WASHINGTON – Republicans have pledged to repeal and replace President Obamas health-care overhaul. If the Supreme Court strikes down the law, they may struggle to deliver on the second part of their vow.
A plurality of Americans, 43 percent, say they want to retain the 2010 law with only small modifications, while 15 percent say the measure should be left alone, a Bloomberg National Poll shows. One-third say it should be repealed.
The court will rule in the next week on the constitutionality of the law, the centerpiece of which is the mandate that most Americans buy insurance or pay a fine.
A rejection of all or part of the Affordable Care Act would be a setback for Obama, undercutting his biggest legislative victory. With elections approaching, House Republicans are signaling they have no immediate replacement to offer.
Laetitia Adam, a 33-year-old independent voter from Miami, said she supports the laws insurance mandate as well as the provision allowing children up to age 26 to stay on their parents health plans.
For the most part, I agree with the law as it is, Adam, a respondent to the June 15-18 poll, said in a follow-up interview. You cant afford to get sick without insurance.

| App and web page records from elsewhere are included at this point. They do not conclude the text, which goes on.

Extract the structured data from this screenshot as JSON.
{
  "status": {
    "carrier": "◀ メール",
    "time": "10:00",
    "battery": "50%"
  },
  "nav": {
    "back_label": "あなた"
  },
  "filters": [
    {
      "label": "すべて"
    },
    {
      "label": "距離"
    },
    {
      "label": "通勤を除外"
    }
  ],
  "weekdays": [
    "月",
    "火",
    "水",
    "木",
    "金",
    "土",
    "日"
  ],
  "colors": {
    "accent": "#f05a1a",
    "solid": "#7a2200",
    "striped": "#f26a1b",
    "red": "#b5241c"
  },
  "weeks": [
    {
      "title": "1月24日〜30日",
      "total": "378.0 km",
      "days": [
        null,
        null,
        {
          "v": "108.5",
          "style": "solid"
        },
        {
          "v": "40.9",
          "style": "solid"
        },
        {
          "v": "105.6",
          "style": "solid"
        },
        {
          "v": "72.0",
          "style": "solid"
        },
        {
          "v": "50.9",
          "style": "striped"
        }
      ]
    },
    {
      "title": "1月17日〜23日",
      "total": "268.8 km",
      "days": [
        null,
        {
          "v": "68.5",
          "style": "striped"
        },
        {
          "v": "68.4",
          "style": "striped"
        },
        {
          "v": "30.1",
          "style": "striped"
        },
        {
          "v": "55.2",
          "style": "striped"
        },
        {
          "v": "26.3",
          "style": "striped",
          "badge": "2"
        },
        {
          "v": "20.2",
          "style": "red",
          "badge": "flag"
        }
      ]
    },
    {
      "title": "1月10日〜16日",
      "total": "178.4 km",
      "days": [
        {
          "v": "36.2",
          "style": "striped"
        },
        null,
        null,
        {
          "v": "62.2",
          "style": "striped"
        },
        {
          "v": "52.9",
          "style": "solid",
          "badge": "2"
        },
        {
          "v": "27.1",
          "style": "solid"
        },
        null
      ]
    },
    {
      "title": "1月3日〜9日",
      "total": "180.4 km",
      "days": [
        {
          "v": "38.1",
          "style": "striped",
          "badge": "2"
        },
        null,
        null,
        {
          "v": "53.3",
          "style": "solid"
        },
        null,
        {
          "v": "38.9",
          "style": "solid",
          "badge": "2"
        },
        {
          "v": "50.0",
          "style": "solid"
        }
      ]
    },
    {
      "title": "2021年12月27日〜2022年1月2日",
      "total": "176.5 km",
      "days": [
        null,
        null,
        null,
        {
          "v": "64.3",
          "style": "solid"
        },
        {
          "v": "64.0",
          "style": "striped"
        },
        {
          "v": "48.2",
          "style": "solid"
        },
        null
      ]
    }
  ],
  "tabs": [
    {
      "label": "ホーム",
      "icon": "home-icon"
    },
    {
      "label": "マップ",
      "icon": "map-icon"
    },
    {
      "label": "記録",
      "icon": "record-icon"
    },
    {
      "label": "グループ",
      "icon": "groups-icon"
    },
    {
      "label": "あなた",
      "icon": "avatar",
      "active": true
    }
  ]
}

Almost seven in 10 Republicans say the law should be repealed, according to the Bloomberg poll. Support for keeping it in place with minor changes is shared by 43 percent of independents, 17 percent of Republicans, and 64 percent of Democrats.